But you don't just draw up a design and have Charlie the welder at the local garage bang one together for you. I started with the design and built a masonite mock up.

 

I used 1/4" masonite and wood strips to build the tank. The rectangular cut out is so the tank clears the diff hump
First cut out was too big so I brought it in 1" on all sides
So far it fits fine
It lies nicely behind the rear trunk panel supports and the interior trunk panel fits too.
View from inside the car.
Trunk View
It's 30" wide which leaves 1/4" gap on each side
 

Mocked up bracket - the arrow points to a construction mistake...... I laid the top on top of the sides which raised the overall height 1/4" which is a big deal. I re-cut it to recess inside the tank sides.

It fit right up to the edge of the trunk panel mounting points.

It's probably not absolutely necessary but I ended up cutting the two bottom tabs so the tank will slide between them instead of having to lift it over them.

There's an outlet hole on each side so you could have two bungs fitted and drain the tank from both sides..... and that's ugly old felt underlayment stuck to the hump. I loosely attached the bottom bracket to the tank mounting holes to get a feel for how it fit.

The mock up rested right on it so now I need to mark the holes and mount the bracket to the tank.

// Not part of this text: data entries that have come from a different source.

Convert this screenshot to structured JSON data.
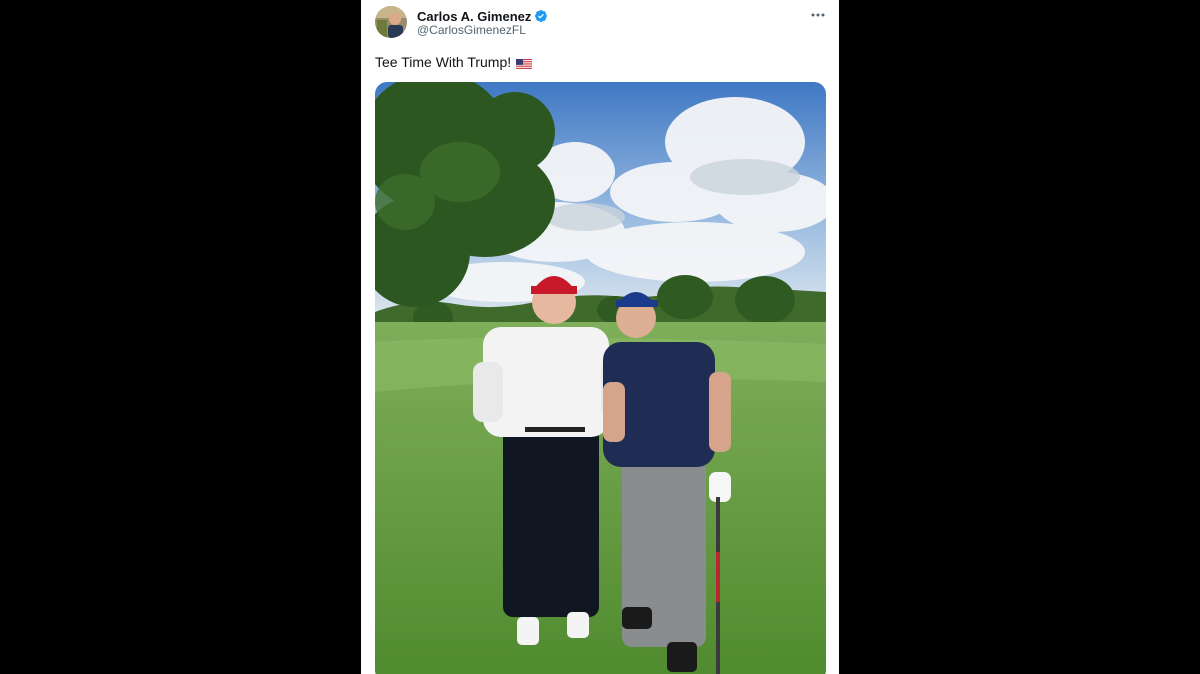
{
  "tweet": {
    "author": {
      "display_name": "Carlos A. Gimenez",
      "handle": "@CarlosGimenezFL",
      "verified": true,
      "avatar_icon": "profile-photo"
    },
    "text": "Tee Time With Trump!",
    "emoji_icon": "us-flag-emoji",
    "more_icon": "more-dots-icon",
    "media_icon": "golf-course-photo"
  },
  "colors": {
    "background": "#000000",
    "card": "#ffffff",
    "text_primary": "#0f1419",
    "text_secondary": "#536471",
    "verified_blue": "#1d9bf0"
  }
}
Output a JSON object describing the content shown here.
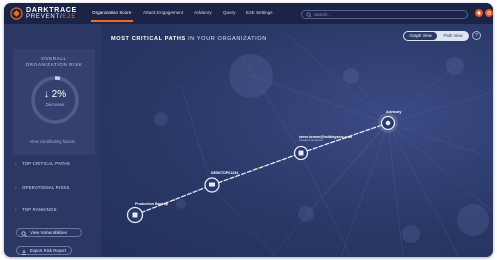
{
  "app": {
    "logo_line1": "DARKTRACE",
    "logo_line2_main": "PREVENT/",
    "logo_line2_accent": "E2E"
  },
  "nav": {
    "items": [
      {
        "label": "Organization Score",
        "active": true
      },
      {
        "label": "Attack Engagement",
        "active": false
      },
      {
        "label": "Advisory",
        "active": false
      },
      {
        "label": "Query",
        "active": false
      },
      {
        "label": "E2E Settings",
        "active": false
      }
    ],
    "search_placeholder": "Search..."
  },
  "sidebar": {
    "risk_title_line1": "OVERALL",
    "risk_title_line2": "ORGANIZATION RISK",
    "risk_value": "↓ 2%",
    "risk_change_label": "Decrease",
    "risk_link": "View contributing factors",
    "items": [
      {
        "label": "TOP CRITICAL PATHS"
      },
      {
        "label": "OPERATIONAL RISKS"
      },
      {
        "label": "TOP RANKINGS"
      }
    ],
    "buttons": [
      {
        "label": "View Vulnerabilities",
        "icon": "search-icon"
      },
      {
        "label": "Export Risk Report",
        "icon": "download-icon"
      }
    ]
  },
  "main": {
    "title_bold": "MOST CRITICAL PATHS",
    "title_rest": " IN YOUR ORGANIZATION",
    "graph_view_label": "Graph View",
    "path_view_label": "Path View",
    "help_label": "?",
    "nodes": [
      {
        "label": "Production Backup",
        "sub": ""
      },
      {
        "label": "DESKTOP01234",
        "sub": ""
      },
      {
        "label": "steve.brown@holdingsinc.com",
        "sub": "Systems Engineer"
      },
      {
        "label": "Advisory",
        "sub": ""
      }
    ]
  },
  "colors": {
    "accent": "#f06a1e",
    "background": "#24305a",
    "sidebar": "#2b3864",
    "path_line": "#e6e9f7"
  }
}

Now I know why Dan Masters' design didn't have any top mounting points......That double green arrow shows how little room there is to fit the tank and the tank is too big to tilt. The bracket needs to be about 2" tall to line up with the bracket hole. My solution is to have a threaded stud come up so you can drop the bracket over the stud once the tank is installed.  After talking to Boyd Welding, they recommended a mounting pad with a threaded insert rather than a "weak" aluminum stud.

More to come after Christmas... the red sleigh is loaded and heading to MD on Sunday. The first week of January was pretty cold, so the 8th was my first day back in the garage. Now that I've got all the mounting brackets set, I bolted the "tank" in place to get the inlet and outlet hole locations......sometimes you have to get creative.....

Next was to trace around the tube....

Plumbing fittings were used to mock up the real fittings. This has the same 1" rise as the stock tank. I had to cut a hole in the rear of the "tank" to give me access to the various holes and bolts.

Everything seems to line up perfectly.

Two more plumbing fittings for the bottom of the tank. Most people will only need the one outlet on the left side of the car but some "aggressive" drivers might want two outlets so there's no fuel starvation in hard cornering.

Perfect!

And this is a stock hole on the passenger side that's filled with a rubber plug. No drilling required.

 

Now comes the scary part.........drawing all of this up with accurate measurements so that the tank can be made. And...............finding someone to build it for me.

Next up...... Boyd Welding